Bonnie L. Cramer; Monday, May 13, 2013 • 6:16am

Dr. Romano's motherMADISON, NJ – All across the country, people are preparing to celebrate Mom on Sunday. In the spirit of Mother’s Day, TAP of Madison asked some local business owners what lessons they’ve learned from their mothers.

At the dental office of Dr. Sam Romano, his mom was helping around at his office and she said, “The most important lesson I taught is to be honest, to do your best in school and be self-sufficient. I taught both my sons how to cook,” said Mrs. Carrie DeMarzo Romano. Doc Romano indicated that what he learned from his mother at an early age was this, “The greatest gift you can give is the gift of helping others. Be caring, have integrity and dedicate yourself to excellence.”
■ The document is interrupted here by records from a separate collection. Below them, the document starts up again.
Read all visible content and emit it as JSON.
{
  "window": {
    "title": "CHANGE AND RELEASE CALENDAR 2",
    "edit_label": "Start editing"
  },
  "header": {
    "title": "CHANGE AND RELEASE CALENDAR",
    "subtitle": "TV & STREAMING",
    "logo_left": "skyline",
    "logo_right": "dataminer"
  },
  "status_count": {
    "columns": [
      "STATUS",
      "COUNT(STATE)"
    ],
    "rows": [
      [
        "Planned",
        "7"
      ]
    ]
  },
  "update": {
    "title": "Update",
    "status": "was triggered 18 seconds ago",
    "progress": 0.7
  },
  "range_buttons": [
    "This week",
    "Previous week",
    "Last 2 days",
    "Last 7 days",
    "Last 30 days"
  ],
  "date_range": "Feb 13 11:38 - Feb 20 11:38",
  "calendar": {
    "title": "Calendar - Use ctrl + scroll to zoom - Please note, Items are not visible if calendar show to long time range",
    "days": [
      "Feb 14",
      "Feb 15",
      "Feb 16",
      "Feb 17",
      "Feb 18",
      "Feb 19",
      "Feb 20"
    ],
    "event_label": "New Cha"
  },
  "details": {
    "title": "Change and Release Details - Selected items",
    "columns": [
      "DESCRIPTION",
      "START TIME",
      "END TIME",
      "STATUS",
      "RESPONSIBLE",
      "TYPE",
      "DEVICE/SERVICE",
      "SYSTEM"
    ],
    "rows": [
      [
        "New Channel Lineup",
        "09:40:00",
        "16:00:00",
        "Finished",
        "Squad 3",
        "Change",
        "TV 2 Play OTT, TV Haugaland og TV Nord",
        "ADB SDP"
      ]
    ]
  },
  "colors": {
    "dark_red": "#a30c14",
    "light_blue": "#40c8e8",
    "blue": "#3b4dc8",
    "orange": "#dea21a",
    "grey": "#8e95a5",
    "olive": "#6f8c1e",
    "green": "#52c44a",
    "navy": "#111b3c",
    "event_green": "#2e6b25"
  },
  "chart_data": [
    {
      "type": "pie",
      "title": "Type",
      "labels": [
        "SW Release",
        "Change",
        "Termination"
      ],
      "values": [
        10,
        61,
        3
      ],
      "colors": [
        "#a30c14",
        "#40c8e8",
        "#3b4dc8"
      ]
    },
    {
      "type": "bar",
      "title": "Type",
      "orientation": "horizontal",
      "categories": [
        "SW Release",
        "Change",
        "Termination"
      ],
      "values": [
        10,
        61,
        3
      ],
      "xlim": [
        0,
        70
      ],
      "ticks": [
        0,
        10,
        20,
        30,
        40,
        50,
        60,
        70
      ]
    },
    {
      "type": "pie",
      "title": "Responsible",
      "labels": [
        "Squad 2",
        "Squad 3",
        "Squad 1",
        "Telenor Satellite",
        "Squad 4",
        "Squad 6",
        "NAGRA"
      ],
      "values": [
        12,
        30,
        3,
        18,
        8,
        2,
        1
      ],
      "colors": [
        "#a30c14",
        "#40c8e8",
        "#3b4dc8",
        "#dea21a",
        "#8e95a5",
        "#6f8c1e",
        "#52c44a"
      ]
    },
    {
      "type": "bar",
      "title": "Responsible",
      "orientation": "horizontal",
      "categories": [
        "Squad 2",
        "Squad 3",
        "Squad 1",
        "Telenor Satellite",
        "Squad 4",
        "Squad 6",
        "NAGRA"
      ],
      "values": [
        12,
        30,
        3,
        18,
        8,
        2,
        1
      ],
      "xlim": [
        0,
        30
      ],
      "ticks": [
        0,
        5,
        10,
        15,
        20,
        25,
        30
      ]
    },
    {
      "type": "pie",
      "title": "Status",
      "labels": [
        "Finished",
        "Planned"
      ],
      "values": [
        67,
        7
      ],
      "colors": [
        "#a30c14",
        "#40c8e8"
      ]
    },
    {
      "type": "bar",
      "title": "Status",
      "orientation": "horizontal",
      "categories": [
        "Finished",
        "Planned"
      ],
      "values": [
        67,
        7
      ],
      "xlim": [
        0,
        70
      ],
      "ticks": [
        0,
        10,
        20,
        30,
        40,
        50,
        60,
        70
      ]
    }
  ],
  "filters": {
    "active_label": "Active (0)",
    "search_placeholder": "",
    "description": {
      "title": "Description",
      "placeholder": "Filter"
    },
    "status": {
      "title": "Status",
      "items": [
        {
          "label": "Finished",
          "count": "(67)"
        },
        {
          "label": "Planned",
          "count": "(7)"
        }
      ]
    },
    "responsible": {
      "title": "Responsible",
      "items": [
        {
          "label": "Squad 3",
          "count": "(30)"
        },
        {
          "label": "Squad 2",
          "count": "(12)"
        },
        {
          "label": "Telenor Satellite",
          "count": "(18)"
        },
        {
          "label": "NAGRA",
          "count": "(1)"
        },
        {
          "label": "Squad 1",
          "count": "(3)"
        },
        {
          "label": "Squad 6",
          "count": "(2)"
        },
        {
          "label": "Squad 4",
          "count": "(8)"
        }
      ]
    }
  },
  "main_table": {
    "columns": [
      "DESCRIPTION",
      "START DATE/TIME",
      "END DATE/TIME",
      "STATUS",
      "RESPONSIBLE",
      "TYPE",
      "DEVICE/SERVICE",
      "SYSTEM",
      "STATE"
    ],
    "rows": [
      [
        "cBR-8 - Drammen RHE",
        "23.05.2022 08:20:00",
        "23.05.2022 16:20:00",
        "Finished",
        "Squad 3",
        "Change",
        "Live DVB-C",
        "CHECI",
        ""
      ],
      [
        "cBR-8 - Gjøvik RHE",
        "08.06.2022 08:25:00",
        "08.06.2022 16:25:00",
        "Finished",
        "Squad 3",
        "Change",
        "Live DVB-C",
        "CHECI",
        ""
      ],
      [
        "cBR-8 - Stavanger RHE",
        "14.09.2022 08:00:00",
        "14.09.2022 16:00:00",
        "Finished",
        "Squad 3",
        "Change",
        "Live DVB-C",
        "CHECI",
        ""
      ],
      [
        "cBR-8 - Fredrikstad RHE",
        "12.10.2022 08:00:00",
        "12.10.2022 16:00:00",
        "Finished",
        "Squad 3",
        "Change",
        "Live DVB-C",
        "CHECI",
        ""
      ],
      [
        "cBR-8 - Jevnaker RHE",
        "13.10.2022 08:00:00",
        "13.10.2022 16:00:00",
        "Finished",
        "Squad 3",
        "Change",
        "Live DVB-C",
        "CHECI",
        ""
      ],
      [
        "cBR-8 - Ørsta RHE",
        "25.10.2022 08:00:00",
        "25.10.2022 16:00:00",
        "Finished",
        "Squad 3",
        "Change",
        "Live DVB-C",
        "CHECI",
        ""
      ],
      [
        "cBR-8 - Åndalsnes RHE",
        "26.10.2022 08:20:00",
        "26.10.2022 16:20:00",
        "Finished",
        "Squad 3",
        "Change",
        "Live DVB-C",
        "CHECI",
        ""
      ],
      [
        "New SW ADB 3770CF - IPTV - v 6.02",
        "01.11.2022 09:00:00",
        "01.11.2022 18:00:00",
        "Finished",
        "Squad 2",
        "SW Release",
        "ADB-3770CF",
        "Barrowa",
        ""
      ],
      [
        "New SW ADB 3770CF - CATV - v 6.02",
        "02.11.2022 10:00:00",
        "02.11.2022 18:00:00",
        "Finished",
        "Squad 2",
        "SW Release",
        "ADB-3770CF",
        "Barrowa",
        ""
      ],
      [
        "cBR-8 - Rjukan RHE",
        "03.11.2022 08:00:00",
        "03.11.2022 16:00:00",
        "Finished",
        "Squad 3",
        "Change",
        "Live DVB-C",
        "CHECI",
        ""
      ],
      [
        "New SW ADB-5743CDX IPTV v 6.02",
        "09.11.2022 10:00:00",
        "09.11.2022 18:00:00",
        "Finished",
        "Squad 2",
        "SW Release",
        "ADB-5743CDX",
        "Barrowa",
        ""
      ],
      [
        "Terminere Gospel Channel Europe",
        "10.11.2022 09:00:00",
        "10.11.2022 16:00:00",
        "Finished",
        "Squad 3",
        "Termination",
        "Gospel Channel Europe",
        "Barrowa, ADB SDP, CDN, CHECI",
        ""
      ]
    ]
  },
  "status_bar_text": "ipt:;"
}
In uptown Madison, Louisa DeRose, owner of Hair We Are, said, my mother always told me to “respect yourself. It’s the only way you can respect others.”

Mary Roberta Murphy, 88 years old, a resident of Sunrise Assisted Living, had just finished having her hair done at DeRose’s shop. She was walking arm and arm with her daughter, Sue Ballance, toward their car, and her daughter said, “C’mon, Mom, what did you always tell us when we were kids?”, and Mrs. Murphy replied, “Behave.”

Arleen Gaetani, Owner, of New Leaf Consignment said, “My mom passed on a life-long appreciation for fine things and beautiful surroundings.”

The new manager at Coccia Realty is Kathy Ricketts. She said “My mother always dressed up, even now at 70 years of age. It doesn’t matter what you have, but you should always look your best. Be neat, be clean and never leave the house without your makeup on.”

Joanne Dauber, the owner at Once and Again Consignment said, “My mother always told me to never get mad, that only dogs get mad. Wake up every day with a song.”

“Never settle, my mom would say. I’ve been working since I’m 14, and now I’m a store manager. I think she was right about that,” said Olesia Senezak, Manager of the newest store in town, Second Time Around.

From Cramers Carpet One, owner Brad Cramer said, “My mother has been a widow for over 30 years, and she is a strong woman. She’s 90 and still mows her own lawn. My mom taught us self-reliance, and if you want something, you need to be the one to work for it.”

Just down the street, Nina Karamallis , one of the owners from The British Emporium said “the most significant lesson my mother taught is to always believe that God has a will for us even if we often don’t understand.”

Nicole Francoeur from Rose City Framemakers said, “My mom would tell me to follow my passion. That’s why I majored in Art, not Education.”

These were the lessons learned from mothers of some Madison Merchants.

From The Alternative Press